    Williams. Do you think I'll be forsworn?

24 IV / 8
  • I am no traitor.
  • I am no traitor.
  • Fluellen. Stand away, Captain Gower; I will give treason his
    payment into ploughs, I warrant you.

    Williams. I am no traitor.

25 IV / 8
  • My liege, this was my glove; here is the fellow of
    it; and he that I gave it...
  • My liege, this was my glove; here is the fellow of
    it; and he that I gave it to in change promised to
    wear it in his cap: I promised to strike him, if he
    did: I met this man with my glove in his cap, and I
    have been as good as my word.
  • Fluellen.
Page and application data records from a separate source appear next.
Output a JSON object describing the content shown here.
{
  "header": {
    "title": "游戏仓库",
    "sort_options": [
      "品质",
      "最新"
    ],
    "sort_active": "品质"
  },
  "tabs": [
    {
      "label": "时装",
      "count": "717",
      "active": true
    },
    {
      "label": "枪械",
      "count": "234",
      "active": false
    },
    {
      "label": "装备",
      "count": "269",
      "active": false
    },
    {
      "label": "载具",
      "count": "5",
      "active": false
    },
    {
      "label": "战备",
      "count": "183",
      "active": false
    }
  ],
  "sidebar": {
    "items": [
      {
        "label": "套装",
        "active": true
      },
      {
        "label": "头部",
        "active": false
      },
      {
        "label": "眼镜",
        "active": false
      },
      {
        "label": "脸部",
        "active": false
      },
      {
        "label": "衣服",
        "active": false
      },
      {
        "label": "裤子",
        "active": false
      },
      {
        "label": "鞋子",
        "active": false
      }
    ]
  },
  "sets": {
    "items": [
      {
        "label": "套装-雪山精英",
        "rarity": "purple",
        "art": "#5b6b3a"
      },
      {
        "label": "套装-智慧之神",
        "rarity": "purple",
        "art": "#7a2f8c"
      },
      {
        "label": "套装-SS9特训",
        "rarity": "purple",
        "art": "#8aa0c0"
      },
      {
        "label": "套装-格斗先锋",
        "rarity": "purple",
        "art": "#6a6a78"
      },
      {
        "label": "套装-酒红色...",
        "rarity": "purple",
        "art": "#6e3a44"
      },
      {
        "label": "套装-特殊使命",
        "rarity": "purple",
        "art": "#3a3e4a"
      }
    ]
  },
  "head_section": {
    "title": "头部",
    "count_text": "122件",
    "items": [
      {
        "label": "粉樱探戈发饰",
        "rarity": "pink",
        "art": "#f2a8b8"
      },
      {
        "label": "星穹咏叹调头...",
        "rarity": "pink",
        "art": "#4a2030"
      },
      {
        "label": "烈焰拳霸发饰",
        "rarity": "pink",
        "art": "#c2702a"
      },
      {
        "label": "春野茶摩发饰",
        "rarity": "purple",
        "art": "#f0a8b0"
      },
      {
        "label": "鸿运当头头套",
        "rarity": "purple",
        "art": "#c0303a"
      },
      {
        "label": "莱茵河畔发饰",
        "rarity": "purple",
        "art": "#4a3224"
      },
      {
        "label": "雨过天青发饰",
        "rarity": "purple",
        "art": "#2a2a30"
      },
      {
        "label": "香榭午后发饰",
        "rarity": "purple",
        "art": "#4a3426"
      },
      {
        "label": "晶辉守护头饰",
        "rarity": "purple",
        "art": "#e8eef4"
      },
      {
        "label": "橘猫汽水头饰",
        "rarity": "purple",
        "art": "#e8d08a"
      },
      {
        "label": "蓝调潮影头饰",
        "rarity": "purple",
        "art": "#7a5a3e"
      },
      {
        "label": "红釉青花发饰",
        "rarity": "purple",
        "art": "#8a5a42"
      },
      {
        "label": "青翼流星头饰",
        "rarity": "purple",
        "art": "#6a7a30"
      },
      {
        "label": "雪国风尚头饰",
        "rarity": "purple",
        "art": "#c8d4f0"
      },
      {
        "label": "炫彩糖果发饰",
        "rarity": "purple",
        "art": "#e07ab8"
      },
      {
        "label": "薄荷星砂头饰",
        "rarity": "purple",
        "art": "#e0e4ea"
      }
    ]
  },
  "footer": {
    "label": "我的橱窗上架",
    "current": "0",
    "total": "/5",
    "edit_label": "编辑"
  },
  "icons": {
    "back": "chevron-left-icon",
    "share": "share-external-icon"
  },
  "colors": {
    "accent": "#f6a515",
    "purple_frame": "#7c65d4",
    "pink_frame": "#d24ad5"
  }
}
My liege, here is a villain and a traitor, that,
    look your grace, has struck the glove which your
    majesty is take out of the helmet of Alencon.

    Williams. My liege, this was my glove; here is the fellow of
    it; and he that I gave it to in change promised to
    wear it in his cap: I promised to strike him, if he
    did: I met this man with my glove in his cap, and I
    have been as good as my word.

26 IV / 8
  • All offences, my lord, come from the heart: never
    came any from mine that mi...
  • All offences, my lord, come from the heart: never
    came any from mine that might offend your majesty.
  • Henry V. How canst thou make me satisfaction?

    Williams. All offences, my lord, come from the heart: never
    came any from mine that might offend your majesty.

27 IV / 8
  • Your majesty came not like yourself: you appeared to
    me but as a common man;...
  • Your majesty came not like yourself: you appeared to
    me but as a common man; witness the night, your
    garments, your lowliness; and what your highness
    suffered under that shape, I beseech you take it for
    your own fault and not mine: for had you been as I
    took you for, I made no offence; therefore, I
    beseech your highness, pardon me.
  • Henry V. It was ourself thou didst abuse.

    Williams. Your majesty came not like yourself: you appeared to
    me but as a common man; witness the night, your
    garments, your lowliness; and what your highness
    suffered under that shape, I beseech you take it for
    your own fault and not mine: for had you been as I
    took you for, I made no offence; therefore, I
    beseech your highness, pardon me.

28 IV / 8
  • I will none of your money.
  • I will none of your money.
  • Fluellen. By this day and this light, the fellow has mettle
    enough in his belly. Hold, there is twelve pence
    for you; and I pray you to serve Got, and keep you
    out of prawls, and prabbles' and quarrels, and
    dissensions, and, I warrant you, it is the better for you.

    Williams. I will none of your money.

© Copyright 2017-2022 Shakespeare Network - Maximianno Cobra - All rights reserved.

shakespeare_network

© Copyright 2017-2022 Shakespeare Network - Maximianno Cobra - All rights reserved.